Among the crew, there were two slaves that rowed very badly, to whose bare shoulders the Levant trader would now and then apply severe strokes with a bull's pizzle. Candide, by a natural sympathy, looked at them more attentively than at the rest of the galley-slaves, and went up to them with a heart full of pity. The features of two of their faces, though very much disfigured, seemed to bear some resemblance to those of Pangloss, and the unfortunate Baron, the brother of Miss Cunegonde. This fancy made him feel very sad. He looked at them again more attentively.

"Really," said he to Cacambo , "if I had not seen the good Pangloss hanged, and had not had the misfortune to kill the Baron myself, I should think it was they who are rowing in this galley."

At the names of the Baron and Pangloss, the two galley-slaves gave a loud shriek, became as if petrified in their seats, and let their oars drop. The master of the Levanter ran up to them, and redoubled the lashes of the bull's pizzle upon them.

"Hold! Hold! Seignior," cried Candide , "I will give you what money you please."
"What! it is Candide!" said one of the galley-slaves. "Oh! it is Candide!" said the other.
"Do I dream?" said Candide , "am I awake? am I in this galley? is that Master Baron whom I killed? is that Master Pangloss whom I saw hanged?"
"It is ourselves! It is our very selves!" they exclaimed.
"What! is that the great philosopher?" said Martin.
"Harkee, Master Levant Captain," said Candide , "what will you take for the ransom of Monsieur Thunder-ten-tronckh, one of the first Barons of the empire, together with Master Pangloss, the most profound metaphysician of Germany?"
"You Christian dog," said the Levant captain , "since these two dogs of Christian slaves are a baron and a metaphysician, which, without doubt, are high dignities in their own country, you shall give me fifty thousand sequins."
"You shall have the money, sir; carry me back again, like lightning, to Constantinople, and you shall be paid directly. But stop, carry me to Miss Cunegonde first."

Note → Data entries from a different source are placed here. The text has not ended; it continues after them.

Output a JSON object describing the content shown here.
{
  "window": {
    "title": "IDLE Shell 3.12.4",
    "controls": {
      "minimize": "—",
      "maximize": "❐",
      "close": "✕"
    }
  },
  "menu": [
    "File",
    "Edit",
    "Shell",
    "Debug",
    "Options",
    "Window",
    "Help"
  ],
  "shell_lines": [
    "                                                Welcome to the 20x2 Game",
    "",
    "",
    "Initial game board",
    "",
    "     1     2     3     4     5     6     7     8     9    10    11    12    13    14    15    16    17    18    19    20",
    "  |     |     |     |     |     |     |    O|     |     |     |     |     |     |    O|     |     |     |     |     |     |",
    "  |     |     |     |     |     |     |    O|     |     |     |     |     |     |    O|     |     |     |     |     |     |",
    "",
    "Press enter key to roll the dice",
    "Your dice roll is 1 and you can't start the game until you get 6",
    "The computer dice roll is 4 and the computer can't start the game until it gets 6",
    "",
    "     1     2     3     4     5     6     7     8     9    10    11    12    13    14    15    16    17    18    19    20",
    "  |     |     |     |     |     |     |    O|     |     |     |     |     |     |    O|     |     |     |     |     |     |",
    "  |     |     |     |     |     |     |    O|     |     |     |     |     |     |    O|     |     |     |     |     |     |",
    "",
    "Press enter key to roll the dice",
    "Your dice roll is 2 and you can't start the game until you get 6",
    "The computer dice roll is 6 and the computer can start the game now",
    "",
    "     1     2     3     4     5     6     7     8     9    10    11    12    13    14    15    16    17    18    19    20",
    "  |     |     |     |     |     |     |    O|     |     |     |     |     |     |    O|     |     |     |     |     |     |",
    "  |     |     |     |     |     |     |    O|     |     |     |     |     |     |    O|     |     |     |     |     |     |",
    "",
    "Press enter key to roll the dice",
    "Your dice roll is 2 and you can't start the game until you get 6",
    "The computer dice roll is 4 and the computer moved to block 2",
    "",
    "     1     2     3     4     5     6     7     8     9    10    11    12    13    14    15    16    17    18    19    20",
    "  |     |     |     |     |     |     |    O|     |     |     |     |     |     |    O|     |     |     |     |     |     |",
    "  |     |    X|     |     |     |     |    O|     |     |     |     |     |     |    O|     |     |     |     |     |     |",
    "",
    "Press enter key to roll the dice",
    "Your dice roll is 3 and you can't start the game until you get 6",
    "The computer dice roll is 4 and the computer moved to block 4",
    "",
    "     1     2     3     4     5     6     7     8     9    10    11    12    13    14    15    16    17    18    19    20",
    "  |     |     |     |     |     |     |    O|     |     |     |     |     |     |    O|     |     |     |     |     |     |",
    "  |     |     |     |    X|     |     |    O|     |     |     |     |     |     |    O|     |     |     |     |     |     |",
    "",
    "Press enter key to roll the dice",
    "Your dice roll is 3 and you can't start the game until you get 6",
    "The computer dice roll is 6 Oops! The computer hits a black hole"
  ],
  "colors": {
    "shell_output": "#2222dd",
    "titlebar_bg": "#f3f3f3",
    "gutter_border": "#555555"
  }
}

The Levant captain, on the first offer of Candide, had turned the head of the vessel towards the city, and made the other slaves row faster than a bird cleaves the air.

Candide embraced the Baron and Pangloss a hundred times.

"How happened it that I did not kill you, my dear Baron? and, my dear Pangloss, how came you to life again, after being hanged? and how came both of you to be galley-slaves in Turkey?"
"Is it true that my dear sister is in this country?" said the Baron.
"Yes," replied Cacambo.
"Then I see my dear Candide once more," said Pangloss. .

Candide presented Martin and Cacambo to them; the whole party mutually embraced, and all spoke at the same time. The galley flew like lightning, and they were already in the port. A Jew was sent for, to whom Candide sold a diamond for fifty thousand sequins, which was worth a hundred thousand, the Israelite swearing by Abraham that he could not give any more. He immediately paid the ransom of the Baron and Pangloss. The latter threw himself at the feet of his deliverer, and bathed them with his tears; as for the other, he thanked him with a nod, and promised to repay him the money the first opportunity.

"But is it possible that my sister is in Turkey?" said he.
"Nothing is more possible," replied Cacambo , "for she scours dishes in the house of a prince of Transylvania!"

Two more Jews were instantly sent for, to whom Candide sold some more diamonds; and he and his party all set out again, in another galley, to go and deliver Cunegonde.